## Assignment
From the listing below, tally the lines that include "arquivo". Return only the total.

──────────────────────────────

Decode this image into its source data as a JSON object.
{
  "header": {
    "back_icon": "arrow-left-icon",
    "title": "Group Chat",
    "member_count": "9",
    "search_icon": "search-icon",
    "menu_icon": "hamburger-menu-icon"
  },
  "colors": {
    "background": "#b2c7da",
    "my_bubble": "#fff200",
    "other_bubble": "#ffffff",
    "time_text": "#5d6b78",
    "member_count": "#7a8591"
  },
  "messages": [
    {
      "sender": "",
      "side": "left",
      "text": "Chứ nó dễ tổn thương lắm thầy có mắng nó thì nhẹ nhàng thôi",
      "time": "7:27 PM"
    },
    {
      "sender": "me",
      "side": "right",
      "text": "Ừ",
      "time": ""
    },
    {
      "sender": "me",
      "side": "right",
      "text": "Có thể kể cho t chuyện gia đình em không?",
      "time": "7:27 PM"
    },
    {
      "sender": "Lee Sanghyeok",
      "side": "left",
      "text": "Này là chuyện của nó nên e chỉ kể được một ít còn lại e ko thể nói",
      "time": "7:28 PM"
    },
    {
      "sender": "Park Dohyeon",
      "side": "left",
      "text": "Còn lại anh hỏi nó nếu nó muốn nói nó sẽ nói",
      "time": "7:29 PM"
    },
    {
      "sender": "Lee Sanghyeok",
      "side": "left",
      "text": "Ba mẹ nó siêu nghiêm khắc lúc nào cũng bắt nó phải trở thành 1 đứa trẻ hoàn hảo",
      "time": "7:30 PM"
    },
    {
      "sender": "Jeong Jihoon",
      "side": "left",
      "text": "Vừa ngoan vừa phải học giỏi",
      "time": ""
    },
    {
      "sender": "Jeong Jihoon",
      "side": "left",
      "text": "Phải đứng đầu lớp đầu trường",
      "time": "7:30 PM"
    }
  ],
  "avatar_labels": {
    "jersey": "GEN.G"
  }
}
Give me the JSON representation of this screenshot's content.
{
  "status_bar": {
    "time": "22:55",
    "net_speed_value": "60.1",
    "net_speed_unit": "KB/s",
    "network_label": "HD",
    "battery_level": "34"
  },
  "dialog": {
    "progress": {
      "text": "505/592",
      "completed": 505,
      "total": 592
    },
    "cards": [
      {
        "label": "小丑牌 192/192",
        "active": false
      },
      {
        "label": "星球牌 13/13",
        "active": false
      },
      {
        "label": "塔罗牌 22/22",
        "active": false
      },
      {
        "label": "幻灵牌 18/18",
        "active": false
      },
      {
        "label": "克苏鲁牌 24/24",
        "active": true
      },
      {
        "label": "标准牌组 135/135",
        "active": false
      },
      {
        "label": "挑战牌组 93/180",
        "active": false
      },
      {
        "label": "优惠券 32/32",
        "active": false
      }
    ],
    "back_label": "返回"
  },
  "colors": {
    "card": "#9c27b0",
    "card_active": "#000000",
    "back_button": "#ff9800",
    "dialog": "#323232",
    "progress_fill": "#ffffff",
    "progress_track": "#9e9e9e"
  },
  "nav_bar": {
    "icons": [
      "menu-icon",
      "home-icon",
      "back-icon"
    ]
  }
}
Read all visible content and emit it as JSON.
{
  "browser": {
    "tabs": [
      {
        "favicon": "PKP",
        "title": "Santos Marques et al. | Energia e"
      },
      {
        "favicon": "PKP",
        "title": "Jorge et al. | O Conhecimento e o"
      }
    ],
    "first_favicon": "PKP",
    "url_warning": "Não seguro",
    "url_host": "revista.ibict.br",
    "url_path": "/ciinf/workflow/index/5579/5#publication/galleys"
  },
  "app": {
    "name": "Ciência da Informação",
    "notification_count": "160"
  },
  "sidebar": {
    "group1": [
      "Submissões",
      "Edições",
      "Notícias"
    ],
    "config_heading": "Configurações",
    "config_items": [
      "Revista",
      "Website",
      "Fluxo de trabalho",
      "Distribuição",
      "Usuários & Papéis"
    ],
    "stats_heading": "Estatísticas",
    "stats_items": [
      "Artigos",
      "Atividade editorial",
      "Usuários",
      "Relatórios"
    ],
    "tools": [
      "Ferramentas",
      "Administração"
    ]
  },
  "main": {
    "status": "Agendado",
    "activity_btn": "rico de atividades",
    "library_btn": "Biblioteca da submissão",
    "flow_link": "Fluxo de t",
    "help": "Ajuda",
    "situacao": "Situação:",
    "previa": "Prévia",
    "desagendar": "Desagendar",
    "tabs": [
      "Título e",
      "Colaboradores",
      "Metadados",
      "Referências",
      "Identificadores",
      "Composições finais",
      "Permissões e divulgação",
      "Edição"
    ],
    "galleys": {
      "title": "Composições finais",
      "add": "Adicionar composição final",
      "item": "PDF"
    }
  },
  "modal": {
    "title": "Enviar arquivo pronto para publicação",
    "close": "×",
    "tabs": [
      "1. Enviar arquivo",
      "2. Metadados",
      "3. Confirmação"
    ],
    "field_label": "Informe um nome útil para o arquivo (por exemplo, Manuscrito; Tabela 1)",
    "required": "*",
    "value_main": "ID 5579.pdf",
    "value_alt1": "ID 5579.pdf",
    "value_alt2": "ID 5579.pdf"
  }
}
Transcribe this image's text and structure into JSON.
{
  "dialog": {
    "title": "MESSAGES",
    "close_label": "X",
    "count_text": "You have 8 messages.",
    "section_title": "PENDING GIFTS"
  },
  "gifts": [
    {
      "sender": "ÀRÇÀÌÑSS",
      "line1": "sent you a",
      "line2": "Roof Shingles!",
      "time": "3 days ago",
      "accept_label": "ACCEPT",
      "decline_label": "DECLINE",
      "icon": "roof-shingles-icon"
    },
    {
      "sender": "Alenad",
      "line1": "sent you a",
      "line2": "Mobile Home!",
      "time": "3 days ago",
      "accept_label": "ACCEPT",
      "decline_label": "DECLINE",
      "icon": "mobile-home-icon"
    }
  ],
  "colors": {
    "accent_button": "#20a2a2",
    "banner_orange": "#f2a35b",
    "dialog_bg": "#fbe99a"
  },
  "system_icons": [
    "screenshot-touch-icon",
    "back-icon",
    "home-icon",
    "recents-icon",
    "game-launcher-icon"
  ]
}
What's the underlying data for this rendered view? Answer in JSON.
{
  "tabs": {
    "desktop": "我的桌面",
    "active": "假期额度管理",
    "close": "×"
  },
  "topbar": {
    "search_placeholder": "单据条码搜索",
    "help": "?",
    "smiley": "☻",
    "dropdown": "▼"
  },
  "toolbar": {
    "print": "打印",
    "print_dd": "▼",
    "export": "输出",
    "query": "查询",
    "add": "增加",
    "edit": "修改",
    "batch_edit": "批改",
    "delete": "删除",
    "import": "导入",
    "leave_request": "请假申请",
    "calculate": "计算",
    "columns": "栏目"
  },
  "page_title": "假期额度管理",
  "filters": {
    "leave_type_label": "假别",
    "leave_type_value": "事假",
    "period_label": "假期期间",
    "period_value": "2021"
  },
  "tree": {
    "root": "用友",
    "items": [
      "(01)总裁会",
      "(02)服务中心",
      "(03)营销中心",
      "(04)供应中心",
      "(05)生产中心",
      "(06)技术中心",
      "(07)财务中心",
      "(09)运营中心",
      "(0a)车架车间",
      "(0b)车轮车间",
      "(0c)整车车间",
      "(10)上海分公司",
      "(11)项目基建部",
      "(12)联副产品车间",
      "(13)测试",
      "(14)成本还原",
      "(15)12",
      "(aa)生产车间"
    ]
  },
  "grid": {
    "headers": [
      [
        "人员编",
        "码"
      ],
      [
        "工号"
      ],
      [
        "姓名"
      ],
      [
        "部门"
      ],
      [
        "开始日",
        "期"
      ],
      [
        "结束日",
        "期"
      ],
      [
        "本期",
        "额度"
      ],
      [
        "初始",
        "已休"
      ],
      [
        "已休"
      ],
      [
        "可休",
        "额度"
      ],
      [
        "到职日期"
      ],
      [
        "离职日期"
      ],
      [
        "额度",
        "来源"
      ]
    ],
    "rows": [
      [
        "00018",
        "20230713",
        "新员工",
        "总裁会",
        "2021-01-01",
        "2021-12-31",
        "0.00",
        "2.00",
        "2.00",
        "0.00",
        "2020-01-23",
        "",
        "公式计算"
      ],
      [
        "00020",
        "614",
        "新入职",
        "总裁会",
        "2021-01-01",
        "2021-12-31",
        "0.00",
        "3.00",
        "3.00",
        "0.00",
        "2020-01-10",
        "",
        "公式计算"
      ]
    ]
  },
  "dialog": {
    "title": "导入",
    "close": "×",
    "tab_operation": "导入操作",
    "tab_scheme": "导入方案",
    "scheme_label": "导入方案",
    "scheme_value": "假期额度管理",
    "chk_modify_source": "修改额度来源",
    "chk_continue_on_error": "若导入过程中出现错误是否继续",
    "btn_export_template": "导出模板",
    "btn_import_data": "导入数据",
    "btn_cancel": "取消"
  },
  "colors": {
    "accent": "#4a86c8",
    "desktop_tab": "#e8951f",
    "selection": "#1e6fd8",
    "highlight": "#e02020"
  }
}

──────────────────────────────

## Problem solution
3